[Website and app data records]
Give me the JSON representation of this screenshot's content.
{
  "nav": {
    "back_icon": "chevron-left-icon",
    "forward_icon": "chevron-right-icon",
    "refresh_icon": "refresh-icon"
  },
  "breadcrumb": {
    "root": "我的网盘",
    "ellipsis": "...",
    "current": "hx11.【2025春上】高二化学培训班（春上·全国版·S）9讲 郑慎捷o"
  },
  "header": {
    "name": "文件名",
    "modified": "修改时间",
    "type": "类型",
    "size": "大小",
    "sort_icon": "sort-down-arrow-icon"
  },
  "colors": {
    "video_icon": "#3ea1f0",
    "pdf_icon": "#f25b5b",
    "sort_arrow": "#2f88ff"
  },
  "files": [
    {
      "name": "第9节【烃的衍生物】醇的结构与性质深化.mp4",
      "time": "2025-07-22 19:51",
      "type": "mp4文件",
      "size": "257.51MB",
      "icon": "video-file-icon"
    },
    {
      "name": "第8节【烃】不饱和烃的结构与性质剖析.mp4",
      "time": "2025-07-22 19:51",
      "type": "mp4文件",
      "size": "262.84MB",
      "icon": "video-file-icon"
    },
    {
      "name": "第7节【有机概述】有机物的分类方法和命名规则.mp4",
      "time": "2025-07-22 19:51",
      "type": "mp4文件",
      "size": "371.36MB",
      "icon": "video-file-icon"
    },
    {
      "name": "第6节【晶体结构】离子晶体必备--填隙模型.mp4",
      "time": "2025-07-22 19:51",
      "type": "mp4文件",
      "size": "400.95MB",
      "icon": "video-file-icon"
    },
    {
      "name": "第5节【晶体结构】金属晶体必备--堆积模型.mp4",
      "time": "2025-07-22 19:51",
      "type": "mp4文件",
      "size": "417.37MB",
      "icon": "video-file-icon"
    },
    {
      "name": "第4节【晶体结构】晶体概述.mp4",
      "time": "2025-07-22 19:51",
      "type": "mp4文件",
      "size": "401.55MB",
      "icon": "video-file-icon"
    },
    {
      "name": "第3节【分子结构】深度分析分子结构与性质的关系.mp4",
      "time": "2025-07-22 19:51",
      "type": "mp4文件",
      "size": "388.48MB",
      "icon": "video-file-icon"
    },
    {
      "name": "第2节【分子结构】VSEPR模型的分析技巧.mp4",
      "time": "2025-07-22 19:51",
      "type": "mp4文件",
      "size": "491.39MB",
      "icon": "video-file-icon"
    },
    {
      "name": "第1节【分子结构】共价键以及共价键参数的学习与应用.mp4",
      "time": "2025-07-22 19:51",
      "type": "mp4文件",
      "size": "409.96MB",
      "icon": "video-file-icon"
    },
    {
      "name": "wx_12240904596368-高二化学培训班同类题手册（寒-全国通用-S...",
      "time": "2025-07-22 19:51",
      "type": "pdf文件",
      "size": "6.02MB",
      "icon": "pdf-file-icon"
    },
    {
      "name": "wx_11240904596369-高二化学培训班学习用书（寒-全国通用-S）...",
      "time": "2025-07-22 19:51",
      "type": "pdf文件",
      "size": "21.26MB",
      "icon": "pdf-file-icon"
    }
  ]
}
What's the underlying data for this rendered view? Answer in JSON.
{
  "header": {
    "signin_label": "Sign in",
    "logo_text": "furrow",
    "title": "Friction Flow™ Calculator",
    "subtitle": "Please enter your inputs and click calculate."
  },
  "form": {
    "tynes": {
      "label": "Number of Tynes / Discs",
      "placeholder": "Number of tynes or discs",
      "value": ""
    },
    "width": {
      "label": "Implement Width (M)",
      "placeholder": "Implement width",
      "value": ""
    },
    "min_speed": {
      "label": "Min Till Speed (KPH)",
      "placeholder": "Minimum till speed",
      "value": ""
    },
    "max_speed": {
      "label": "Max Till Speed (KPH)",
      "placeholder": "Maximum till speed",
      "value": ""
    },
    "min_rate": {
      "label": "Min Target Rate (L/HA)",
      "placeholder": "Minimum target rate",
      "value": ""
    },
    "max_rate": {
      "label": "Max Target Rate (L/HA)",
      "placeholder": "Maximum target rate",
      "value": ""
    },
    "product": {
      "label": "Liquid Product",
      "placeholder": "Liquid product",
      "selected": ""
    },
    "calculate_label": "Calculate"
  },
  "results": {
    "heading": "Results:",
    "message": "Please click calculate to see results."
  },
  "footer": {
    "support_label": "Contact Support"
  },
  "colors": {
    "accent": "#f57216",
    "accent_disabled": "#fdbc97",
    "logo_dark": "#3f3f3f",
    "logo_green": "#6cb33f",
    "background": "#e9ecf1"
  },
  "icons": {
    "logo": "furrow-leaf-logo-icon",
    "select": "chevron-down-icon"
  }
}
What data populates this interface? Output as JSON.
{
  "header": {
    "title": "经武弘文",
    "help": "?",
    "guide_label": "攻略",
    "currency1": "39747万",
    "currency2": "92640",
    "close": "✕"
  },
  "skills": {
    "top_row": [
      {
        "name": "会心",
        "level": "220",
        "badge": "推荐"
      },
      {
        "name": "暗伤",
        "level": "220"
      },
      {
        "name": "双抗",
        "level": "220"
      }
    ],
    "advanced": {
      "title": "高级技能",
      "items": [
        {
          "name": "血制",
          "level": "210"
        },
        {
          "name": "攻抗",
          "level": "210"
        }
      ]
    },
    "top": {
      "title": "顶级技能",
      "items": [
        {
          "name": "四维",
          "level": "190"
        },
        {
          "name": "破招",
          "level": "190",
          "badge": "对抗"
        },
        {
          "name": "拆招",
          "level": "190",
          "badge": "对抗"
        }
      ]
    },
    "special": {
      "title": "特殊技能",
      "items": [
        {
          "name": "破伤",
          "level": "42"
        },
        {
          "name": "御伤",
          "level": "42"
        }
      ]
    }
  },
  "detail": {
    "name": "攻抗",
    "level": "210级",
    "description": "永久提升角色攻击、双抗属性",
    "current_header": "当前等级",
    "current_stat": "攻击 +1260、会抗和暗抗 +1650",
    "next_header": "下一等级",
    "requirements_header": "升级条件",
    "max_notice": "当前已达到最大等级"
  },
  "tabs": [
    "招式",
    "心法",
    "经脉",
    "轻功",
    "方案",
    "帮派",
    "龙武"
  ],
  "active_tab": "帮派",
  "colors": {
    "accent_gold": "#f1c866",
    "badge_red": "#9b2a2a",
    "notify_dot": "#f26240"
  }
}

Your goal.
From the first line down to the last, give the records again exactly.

Response.
Give me the JSON representation of this screenshot's content.
{
  "nav": {
    "back_icon": "chevron-left-icon",
    "forward_icon": "chevron-right-icon",
    "refresh_icon": "refresh-icon"
  },
  "breadcrumb": {
    "root": "我的网盘",
    "ellipsis": "...",
    "current": "hx11.【2025春上】高二化学培训班（春上·全国版·S）9讲 郑慎捷o"
  },
  "header": {
    "name": "文件名",
    "modified": "修改时间",
    "type": "类型",
    "size": "大小",
    "sort_icon": "sort-down-arrow-icon"
  },
  "colors": {
    "video_icon": "#3ea1f0",
    "pdf_icon": "#f25b5b",
    "sort_arrow": "#2f88ff"
  },
  "files": [
    {
      "name": "第9节【烃的衍生物】醇的结构与性质深化.mp4",
      "time": "2025-07-22 19:51",
      "type": "mp4文件",
      "size": "257.51MB",
      "icon": "video-file-icon"
    },
    {
      "name": "第8节【烃】不饱和烃的结构与性质剖析.mp4",
      "time": "2025-07-22 19:51",
      "type": "mp4文件",
      "size": "262.84MB",
      "icon": "video-file-icon"
    },
    {
      "name": "第7节【有机概述】有机物的分类方法和命名规则.mp4",
      "time": "2025-07-22 19:51",
      "type": "mp4文件",
      "size": "371.36MB",
      "icon": "video-file-icon"
    },
    {
      "name": "第6节【晶体结构】离子晶体必备--填隙模型.mp4",
      "time": "2025-07-22 19:51",
      "type": "mp4文件",
      "size": "400.95MB",
      "icon": "video-file-icon"
    },
    {
      "name": "第5节【晶体结构】金属晶体必备--堆积模型.mp4",
      "time": "2025-07-22 19:51",
      "type": "mp4文件",
      "size": "417.37MB",
      "icon": "video-file-icon"
    },
    {
      "name": "第4节【晶体结构】晶体概述.mp4",
      "time": "2025-07-22 19:51",
      "type": "mp4文件",
      "size": "401.55MB",
      "icon": "video-file-icon"
    },
    {
      "name": "第3节【分子结构】深度分析分子结构与性质的关系.mp4",
      "time": "2025-07-22 19:51",
      "type": "mp4文件",
      "size": "388.48MB",
      "icon": "video-file-icon"
    },
    {
      "name": "第2节【分子结构】VSEPR模型的分析技巧.mp4",
      "time": "2025-07-22 19:51",
      "type": "mp4文件",
      "size": "491.39MB",
      "icon": "video-file-icon"
    },
    {
      "name": "第1节【分子结构】共价键以及共价键参数的学习与应用.mp4",
      "time": "2025-07-22 19:51",
      "type": "mp4文件",
      "size": "409.96MB",
      "icon": "video-file-icon"
    },
    {
      "name": "wx_12240904596368-高二化学培训班同类题手册（寒-全国通用-S...",
      "time": "2025-07-22 19:51",
      "type": "pdf文件",
      "size": "6.02MB",
      "icon": "pdf-file-icon"
    },
    {
      "name": "wx_11240904596369-高二化学培训班学习用书（寒-全国通用-S）...",
      "time": "2025-07-22 19:51",
      "type": "pdf文件",
      "size": "21.26MB",
      "icon": "pdf-file-icon"
    }
  ]
}
What's the underlying data for this rendered view? Answer in JSON.
{
  "header": {
    "signin_label": "Sign in",
    "logo_text": "furrow",
    "title": "Friction Flow™ Calculator",
    "subtitle": "Please enter your inputs and click calculate."
  },
  "form": {
    "tynes": {
      "label": "Number of Tynes / Discs",
      "placeholder": "Number of tynes or discs",
      "value": ""
    },
    "width": {
      "label": "Implement Width (M)",
      "placeholder": "Implement width",
      "value": ""
    },
    "min_speed": {
      "label": "Min Till Speed (KPH)",
      "placeholder": "Minimum till speed",
      "value": ""
    },
    "max_speed": {
      "label": "Max Till Speed (KPH)",
      "placeholder": "Maximum till speed",
      "value": ""
    },
    "min_rate": {
      "label": "Min Target Rate (L/HA)",
      "placeholder": "Minimum target rate",
      "value": ""
    },
    "max_rate": {
      "label": "Max Target Rate (L/HA)",
      "placeholder": "Maximum target rate",
      "value": ""
    },
    "product": {
      "label": "Liquid Product",
      "placeholder": "Liquid product",
      "selected": ""
    },
    "calculate_label": "Calculate"
  },
  "results": {
    "heading": "Results:",
    "message": "Please click calculate to see results."
  },
  "footer": {
    "support_label": "Contact Support"
  },
  "colors": {
    "accent": "#f57216",
    "accent_disabled": "#fdbc97",
    "logo_dark": "#3f3f3f",
    "logo_green": "#6cb33f",
    "background": "#e9ecf1"
  },
  "icons": {
    "logo": "furrow-leaf-logo-icon",
    "select": "chevron-down-icon"
  }
}
What data populates this interface? Output as JSON.
{
  "header": {
    "title": "经武弘文",
    "help": "?",
    "guide_label": "攻略",
    "currency1": "39747万",
    "currency2": "92640",
    "close": "✕"
  },
  "skills": {
    "top_row": [
      {
        "name": "会心",
        "level": "220",
        "badge": "推荐"
      },
      {
        "name": "暗伤",
        "level": "220"
      },
      {
        "name": "双抗",
        "level": "220"
      }
    ],
    "advanced": {
      "title": "高级技能",
      "items": [
        {
          "name": "血制",
          "level": "210"
        },
        {
          "name": "攻抗",
          "level": "210"
        }
      ]
    },
    "top": {
      "title": "顶级技能",
      "items": [
        {
          "name": "四维",
          "level": "190"
        },
        {
          "name": "破招",
          "level": "190",
          "badge": "对抗"
        },
        {
          "name": "拆招",
          "level": "190",
          "badge": "对抗"
        }
      ]
    },
    "special": {
      "title": "特殊技能",
      "items": [
        {
          "name": "破伤",
          "level": "42"
        },
        {
          "name": "御伤",
          "level": "42"
        }
      ]
    }
  },
  "detail": {
    "name": "攻抗",
    "level": "210级",
    "description": "永久提升角色攻击、双抗属性",
    "current_header": "当前等级",
    "current_stat": "攻击 +1260、会抗和暗抗 +1650",
    "next_header": "下一等级",
    "requirements_header": "升级条件",
    "max_notice": "当前已达到最大等级"
  },
  "tabs": [
    "招式",
    "心法",
    "经脉",
    "轻功",
    "方案",
    "帮派",
    "龙武"
  ],
  "active_tab": "帮派",
  "colors": {
    "accent_gold": "#f1c866",
    "badge_red": "#9b2a2a",
    "notify_dot": "#f26240"
  }
}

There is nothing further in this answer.